(Serves 6 to 8 people)
1/2 clove of garlic, minced
1 egg yolk
1 tsp. dijon mustard
2 cups extra virgin olive oil
juice of 1/2 lemon
salt and pepper to taste
optional: 1/2 cup basil (or any other herb)
If using the basil, combine it and the oil in a food processor. Process until the basil is in small bits. Place the egg yolk and mustard in a bowl and whisk. Start to add the oil very slowly, first a few drops at a time, then in a long, thin drizzle. As you whisk, it will begin to emulsify. Once you've blended in about a half cup of oil, you can add the rest faster. Add the garlic, lemon juice, and then add salt and pepper to taste.
Strawberry-almond yogurt cake
This summery confection is a twist on Orangette's gâteau au yaourt à la fraise, French-style yogurt cake with strawberries. I basically stuck to the recipe as written, but amped up the almond component of the cake with almond extract, which made it extra fragrant. Serve with sweetened whipped cream, extra berries, and toasted sliced almonds (which, as you can see below, I forgot).
(Serves 6 to 8 people)
1/2 cup plain yogurt
1/2 cup canola or vegetable oil
1 cup sugar
1/2 cup ground almonds (about 1 cup slivered almonds, ground in a food processor)
1 cup flour
2 tsp. baking powder
pinch of salt
1 Tbsp. almond extract
2 handfuls quartered strawberries (or frozen whole berries)
Preheat your oven to 350 degrees. In a large bowl, combine yogurt, oil, eggs, and extract. Stir until blended together. Stir in the dry ingredients. Pour two-thirds of the batter into a greased 8-inch pan.
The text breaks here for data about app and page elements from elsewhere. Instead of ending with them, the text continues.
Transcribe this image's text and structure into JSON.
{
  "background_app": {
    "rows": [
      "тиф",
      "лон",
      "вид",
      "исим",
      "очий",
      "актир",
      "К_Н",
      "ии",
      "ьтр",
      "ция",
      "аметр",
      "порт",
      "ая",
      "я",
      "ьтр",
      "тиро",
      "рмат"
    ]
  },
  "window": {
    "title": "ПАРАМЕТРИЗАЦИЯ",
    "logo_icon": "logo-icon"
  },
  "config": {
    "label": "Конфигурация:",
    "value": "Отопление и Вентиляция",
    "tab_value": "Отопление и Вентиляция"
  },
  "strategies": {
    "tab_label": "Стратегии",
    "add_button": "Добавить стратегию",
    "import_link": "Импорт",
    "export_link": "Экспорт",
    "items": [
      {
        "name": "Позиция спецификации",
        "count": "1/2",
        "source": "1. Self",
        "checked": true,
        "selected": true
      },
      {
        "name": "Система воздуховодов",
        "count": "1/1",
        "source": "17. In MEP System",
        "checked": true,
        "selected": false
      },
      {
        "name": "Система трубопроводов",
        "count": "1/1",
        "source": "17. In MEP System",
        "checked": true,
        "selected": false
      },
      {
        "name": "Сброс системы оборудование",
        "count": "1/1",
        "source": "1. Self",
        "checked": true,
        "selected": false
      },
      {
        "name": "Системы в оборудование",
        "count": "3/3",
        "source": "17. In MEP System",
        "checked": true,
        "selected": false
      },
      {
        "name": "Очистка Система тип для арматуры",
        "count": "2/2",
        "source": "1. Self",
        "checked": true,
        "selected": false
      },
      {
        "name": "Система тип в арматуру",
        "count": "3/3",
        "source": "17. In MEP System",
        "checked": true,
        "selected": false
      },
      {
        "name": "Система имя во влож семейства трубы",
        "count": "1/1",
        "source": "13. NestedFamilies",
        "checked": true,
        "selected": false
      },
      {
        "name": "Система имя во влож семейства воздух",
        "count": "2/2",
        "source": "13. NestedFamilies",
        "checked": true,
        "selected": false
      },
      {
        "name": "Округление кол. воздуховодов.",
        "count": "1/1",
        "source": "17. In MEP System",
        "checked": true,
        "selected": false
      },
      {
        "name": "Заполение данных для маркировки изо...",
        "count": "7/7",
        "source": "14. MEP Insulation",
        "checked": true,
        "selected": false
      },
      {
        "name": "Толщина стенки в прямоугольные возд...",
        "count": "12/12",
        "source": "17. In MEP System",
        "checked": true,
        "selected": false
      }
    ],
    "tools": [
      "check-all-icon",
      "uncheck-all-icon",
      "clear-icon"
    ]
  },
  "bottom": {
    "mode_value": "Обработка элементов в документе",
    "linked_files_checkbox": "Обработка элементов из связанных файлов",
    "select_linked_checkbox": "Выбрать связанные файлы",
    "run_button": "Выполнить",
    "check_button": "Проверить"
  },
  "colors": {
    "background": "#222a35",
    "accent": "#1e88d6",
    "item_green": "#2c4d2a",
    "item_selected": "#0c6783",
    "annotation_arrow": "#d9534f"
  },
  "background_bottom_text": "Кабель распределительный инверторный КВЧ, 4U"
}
Scatter the strawberries on top of the batter layer as evenly as possible. Top the berries with the remaining batter. Don't worry if a few berries peek out. Bake for 35 to 40 minutes; the cake should be golden brown when done. Let cool and then remove the cake from its pan, turning it upside down onto a plate.